We aren’t simply people set in isolation from each other, face to face with eternity, but members of the same family, community, the same human race.”
Göran Persson goes on to say that Tony Blair’s version of socialism is also his. In the actual development in 20th century Scandinavia, especially in Sweden, the political direction took a much more secular turn. Arguably, values such as equality and solidarity existed in Social Democratic policy, but even though the Norwegian party had a period where they underlined the need for a Christian view of society and solidarity, the secular-individualistic movement that affected the whole West became especially strong in Scandinavia.
Here, Sweden became the strongest example of this movement. In opposition to Göran Persson’s more Biblical vision above, Social Democracy and thus also the Swedish nation went another way, while gradually also bringing in radical versions of liberalism. It is in this society we now stand, and from here we must proceed. Maybe Göran Persson was on the track of central values for the future, not only to Social Democracy, but to any government of any colour, when shaping the society in which we all live.
Per Ewert, PhD in political history, director at the Clapham Institute. Article published in Theofilos, 1-2:2023
 This and following references to election results from Pascal Delwit “This is the final fall. An electoral history of European Social Democracy (1870-2019)”, https://www.researchgate.net/publication/351127354_This_is_the_final_fall_An_electoral_history_of_European_Social_Democracy_1870-2019
 Hans Keman, Social Democracy: A Comparative Account of the Left-Wing Party Family (Abingdon/New York: Routledge, 2017), 92.
 Sheri Berman The Primacy of Politics: Social Democracy and the Making of Europe’s Twentieth Century (Cambridge: Cambridge University Press, 2006), 176.

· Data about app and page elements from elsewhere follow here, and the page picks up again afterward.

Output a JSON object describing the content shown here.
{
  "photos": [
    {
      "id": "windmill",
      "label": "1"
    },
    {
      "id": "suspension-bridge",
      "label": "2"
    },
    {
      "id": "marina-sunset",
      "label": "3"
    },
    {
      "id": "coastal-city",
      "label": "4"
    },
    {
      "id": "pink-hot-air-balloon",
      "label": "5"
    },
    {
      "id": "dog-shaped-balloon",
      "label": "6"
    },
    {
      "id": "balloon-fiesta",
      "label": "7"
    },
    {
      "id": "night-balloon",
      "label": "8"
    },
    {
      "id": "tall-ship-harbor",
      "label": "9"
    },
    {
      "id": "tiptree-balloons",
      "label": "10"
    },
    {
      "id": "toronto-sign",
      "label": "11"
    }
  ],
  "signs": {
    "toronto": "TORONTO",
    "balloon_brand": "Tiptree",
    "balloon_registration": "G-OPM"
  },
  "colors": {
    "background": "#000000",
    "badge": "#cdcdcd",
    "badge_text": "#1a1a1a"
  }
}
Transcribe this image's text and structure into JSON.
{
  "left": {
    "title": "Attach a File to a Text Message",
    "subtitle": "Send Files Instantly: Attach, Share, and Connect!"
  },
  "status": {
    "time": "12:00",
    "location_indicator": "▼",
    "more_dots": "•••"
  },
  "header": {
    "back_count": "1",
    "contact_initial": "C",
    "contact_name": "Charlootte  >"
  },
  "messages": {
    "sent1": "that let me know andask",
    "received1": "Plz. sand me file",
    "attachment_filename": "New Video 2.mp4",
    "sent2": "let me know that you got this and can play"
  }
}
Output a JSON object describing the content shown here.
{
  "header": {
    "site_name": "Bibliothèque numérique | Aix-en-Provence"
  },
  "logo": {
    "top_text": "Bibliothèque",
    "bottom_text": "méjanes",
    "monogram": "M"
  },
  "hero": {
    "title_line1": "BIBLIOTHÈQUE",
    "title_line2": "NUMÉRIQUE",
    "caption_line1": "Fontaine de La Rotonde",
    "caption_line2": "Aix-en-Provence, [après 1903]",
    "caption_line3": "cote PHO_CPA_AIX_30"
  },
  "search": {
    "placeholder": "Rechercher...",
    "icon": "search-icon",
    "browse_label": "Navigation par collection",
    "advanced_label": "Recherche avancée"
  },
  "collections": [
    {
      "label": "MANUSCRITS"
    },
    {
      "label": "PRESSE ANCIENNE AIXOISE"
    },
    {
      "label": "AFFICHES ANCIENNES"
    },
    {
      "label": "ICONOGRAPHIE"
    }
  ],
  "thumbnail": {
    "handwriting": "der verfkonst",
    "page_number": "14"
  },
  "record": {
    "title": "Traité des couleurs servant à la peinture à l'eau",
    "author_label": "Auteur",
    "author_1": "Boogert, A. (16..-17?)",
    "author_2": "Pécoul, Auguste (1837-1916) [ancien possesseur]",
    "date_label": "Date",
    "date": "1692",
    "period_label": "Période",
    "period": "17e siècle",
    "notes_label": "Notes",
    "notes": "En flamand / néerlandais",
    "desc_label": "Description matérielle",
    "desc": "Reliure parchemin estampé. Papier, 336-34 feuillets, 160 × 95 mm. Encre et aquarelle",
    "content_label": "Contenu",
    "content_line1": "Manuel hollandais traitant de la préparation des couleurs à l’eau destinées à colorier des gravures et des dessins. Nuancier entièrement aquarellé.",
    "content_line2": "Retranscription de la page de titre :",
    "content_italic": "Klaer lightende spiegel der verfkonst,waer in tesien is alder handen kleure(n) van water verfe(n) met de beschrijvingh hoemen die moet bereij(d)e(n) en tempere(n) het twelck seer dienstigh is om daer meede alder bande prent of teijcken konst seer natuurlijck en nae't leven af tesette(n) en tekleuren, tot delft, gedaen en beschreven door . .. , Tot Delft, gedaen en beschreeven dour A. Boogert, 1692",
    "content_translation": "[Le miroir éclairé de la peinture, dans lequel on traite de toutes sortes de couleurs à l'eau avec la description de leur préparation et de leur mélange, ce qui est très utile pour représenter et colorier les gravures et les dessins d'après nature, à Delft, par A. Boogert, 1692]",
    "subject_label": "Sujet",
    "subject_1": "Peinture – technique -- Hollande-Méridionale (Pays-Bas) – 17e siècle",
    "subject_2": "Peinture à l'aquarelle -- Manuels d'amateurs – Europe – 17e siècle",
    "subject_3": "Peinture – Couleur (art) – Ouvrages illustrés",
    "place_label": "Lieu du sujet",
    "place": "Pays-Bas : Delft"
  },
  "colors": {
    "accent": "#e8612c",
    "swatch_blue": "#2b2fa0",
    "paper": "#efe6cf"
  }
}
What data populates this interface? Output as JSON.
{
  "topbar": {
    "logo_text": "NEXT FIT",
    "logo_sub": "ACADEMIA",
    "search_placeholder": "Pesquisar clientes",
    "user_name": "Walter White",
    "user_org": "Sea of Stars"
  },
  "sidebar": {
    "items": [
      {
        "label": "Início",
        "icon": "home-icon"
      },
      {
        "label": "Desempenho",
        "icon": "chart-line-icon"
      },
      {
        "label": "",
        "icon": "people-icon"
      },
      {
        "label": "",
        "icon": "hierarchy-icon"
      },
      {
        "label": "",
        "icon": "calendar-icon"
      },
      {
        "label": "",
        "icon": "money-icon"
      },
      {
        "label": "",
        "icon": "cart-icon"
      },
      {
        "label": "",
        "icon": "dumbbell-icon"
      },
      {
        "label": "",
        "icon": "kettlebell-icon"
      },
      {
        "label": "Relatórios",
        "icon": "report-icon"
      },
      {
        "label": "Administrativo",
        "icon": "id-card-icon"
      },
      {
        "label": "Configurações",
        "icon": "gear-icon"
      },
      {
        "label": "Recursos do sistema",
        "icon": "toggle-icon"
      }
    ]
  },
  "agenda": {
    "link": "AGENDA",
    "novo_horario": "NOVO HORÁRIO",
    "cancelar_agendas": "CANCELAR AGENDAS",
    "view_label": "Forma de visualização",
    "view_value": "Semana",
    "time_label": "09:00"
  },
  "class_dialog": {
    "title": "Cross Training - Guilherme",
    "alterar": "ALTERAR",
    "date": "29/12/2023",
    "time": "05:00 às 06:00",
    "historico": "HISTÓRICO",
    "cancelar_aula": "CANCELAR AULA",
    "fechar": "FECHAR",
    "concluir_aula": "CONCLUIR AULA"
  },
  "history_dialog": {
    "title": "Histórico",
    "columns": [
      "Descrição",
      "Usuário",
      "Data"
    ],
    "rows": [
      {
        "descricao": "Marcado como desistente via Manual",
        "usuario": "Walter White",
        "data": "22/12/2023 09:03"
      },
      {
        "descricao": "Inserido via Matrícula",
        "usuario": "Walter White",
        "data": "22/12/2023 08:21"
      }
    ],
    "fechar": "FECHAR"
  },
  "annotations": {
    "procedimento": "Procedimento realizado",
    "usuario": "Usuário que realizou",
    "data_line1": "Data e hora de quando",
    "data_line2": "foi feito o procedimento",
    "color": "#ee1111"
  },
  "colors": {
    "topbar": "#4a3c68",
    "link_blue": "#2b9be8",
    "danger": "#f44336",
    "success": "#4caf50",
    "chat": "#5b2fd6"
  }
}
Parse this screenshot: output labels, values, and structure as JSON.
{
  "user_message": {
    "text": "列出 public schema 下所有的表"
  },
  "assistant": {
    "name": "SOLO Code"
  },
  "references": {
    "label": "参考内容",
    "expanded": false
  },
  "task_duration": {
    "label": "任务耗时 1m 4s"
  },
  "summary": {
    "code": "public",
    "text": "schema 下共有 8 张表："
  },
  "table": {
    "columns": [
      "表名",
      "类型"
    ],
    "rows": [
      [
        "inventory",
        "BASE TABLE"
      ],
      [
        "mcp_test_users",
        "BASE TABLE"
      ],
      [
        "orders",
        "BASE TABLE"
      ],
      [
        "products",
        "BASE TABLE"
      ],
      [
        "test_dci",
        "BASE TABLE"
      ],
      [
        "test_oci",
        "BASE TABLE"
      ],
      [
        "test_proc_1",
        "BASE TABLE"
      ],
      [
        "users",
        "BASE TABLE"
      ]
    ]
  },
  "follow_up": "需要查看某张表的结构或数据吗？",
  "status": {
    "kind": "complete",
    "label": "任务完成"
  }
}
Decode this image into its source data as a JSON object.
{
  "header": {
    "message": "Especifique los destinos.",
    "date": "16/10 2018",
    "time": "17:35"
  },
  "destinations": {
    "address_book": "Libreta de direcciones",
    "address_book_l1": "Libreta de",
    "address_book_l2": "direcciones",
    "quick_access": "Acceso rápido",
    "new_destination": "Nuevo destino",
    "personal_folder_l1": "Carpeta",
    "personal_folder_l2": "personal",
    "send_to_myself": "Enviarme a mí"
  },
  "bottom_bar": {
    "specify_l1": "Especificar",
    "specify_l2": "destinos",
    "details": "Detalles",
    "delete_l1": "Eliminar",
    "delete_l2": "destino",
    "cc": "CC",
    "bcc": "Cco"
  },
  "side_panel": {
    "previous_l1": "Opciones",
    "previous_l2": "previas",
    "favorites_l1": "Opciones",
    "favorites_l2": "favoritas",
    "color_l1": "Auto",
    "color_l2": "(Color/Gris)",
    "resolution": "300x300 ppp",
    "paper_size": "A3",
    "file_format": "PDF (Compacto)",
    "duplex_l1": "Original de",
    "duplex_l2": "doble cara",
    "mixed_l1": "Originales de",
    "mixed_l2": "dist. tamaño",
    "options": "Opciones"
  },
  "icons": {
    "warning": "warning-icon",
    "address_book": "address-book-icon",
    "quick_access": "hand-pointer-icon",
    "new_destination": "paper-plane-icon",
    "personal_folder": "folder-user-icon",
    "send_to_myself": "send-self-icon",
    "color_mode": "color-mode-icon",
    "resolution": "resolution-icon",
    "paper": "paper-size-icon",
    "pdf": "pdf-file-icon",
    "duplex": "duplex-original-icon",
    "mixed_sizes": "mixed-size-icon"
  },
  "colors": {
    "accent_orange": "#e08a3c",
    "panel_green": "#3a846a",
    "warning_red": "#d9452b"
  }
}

 Ibid. 198f.
 Keman, Social Democracy, 45f, 92, 106, 108, 112, 127.
 Ibid, 67f.
 Ibid, 46.
 Programmes from this period in Sweden are found in Klaus Misgeld, red., Socialdemokratins program 1897 till 1990 (Stockholm: Arbetarrörelsens arkiv och bibliotek, 2001), the Norwegian programmes are gathered on Arbeiderpartiet’s website, https://www.arbeiderpartiet.no/om/historien-om-arbeiderpartiet/historiske-partiprogrammer/. The Danish programmes can be found at Det kongelige bibliotek.
 Socialdemokratiet, Gimleprogrammet (1876), point 1.
 Ibid, point 2.5.
 Sveriges socialdemokratiska arbetareparti (SAP), Party programme 1897, point 3.
 Arbeiderpartiet, Party programme 1900, preamble.
 Arbeiderpartiet, Party programme 1930, point 6.
 Arbeiderpartiet, Party programme 1969, point 1.
 SAP, Party programme 1944, General principles.
 SAP, Party programme 1960, General principles, paragraph II.
 Alva Myrdal, ed., Towards Equality: The Alva Myrdal Report to the Swedish Social Democratic Party (Stockholm: Prisma, 1971), 15.
 Socialdemokratiet, Vejen frem, Party programme 1961, 4.
 Ibid, 5, 8
 SAP, Party programme 1960, General principles, preamble.
 Ibid. General principles, paragraph II.
 Social Democratic Women’s Association, Congress protocol (1972), 367, 370.
 Mari Teigen and Hege Skjeie, “The Nordic Gender Equality Model” in The Nordic Models in Political Science: Challenged, But Still Viable? (Bergen: Fagbokforlaget, 2017), 140; TEMA
Marie Preisler, “Dads on equal footing with mums in Denmark’s new parental leave” Nordic Labour Journal, 18 August 2022.law
 Teigen & Skjeje, 133.
 Ibid, 134.
 Socialdemokratiet, Program og love, Party programme 1913, 4.
 Socialdemokatiet, Det nye samfund: 70’ernes politik, Work programme 1969, 6.
 See for instance Olof Palme, Democratic socialism means solidarity: Inaugural address 1972 party congress, passim.
 The following from Arbeiderpartiet, Party programme 1969, Appendix.
 SAP, Congress protocol, (1997), 93.
 Ibid. 95f.